Human Services is trying to keep details about the distributed denial of service (DDoS) attack quiet and refused to answer questions from Fairfax about the incident.
It is understood that myGov was hit with a very large DDoS attack starting about 3pm on Monday as thousands of taxpayers, as well as the usual traffic to Centrelink, Medicare and other official sites, were trying to log on.
DHS was forced to take myGov offline for about an hour after the attacks began, blocking access to a number of government websites including the Tax Office on one of its most important days of the year.
A distributed DoS attack overwhelms a system with a large volume of web traffic, much of it coming from computers and devices that have been hijacked by cyber criminals without the owners’ knowledge.
DHS will not say if it has referred Monday’s attack for investigation or what it believes might have motivated it, but Independent cyber-security expert Troy Hunt says DDoS attacks can have the most trivial motivation.
“Very often, there is no practical logical sensible reason why they aim to take down a particular party with a DDoS,” Mr Hunt said.
“Usually when there are reasons, they are often extremely childish: we keep seeing at Christmas time people taking down [gaming sites] PlayStation or Xbox Live because they just want to screw with kids.
“It’s not like they’re making a medium-term monetary gain through this, like some of the cases where companies have been held to ransom.”
The Tax Office made it clear it was not interested in talking publicly about Monday’s incident.
“The Department of Human Services administers myGov,” a Tax Office spokesman said.
“Any inquiries about the performance of myGov should be directed to DHS.”
The statement the ATO posted on its site after the take-down did not even hint at what was going on behind the scenes.
“Some taxpayers were experiencing slowness in logging on earlier today,” it said.
“Everything appears to be working now so we are encouraging people to try again.
“People don’t need to worry: penalties won’t apply for anyone who lodges their tax return tomorrow.”
A Human Services spokesman was giving little away when questioned by Fairfax.

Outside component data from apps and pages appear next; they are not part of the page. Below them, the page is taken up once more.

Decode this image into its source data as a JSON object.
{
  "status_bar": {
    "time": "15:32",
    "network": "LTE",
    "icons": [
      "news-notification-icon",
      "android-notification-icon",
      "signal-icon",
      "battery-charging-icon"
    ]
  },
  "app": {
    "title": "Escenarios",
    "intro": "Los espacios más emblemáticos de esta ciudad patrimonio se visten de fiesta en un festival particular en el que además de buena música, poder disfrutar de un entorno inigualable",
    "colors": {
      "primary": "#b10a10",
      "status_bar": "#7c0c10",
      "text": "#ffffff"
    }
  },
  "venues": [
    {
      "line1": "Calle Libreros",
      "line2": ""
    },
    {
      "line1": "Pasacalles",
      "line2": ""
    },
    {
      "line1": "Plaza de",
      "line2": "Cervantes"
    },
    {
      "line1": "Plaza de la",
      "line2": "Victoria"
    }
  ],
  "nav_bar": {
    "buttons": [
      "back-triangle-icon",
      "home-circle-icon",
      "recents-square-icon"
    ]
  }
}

“The department does not at any time comment on cyber security,” he said. “The department’s services, which include myGov, were affected by a short disruption on 31 October 2016, after which services were restored. We apologise to any customers who were inconvenienced.”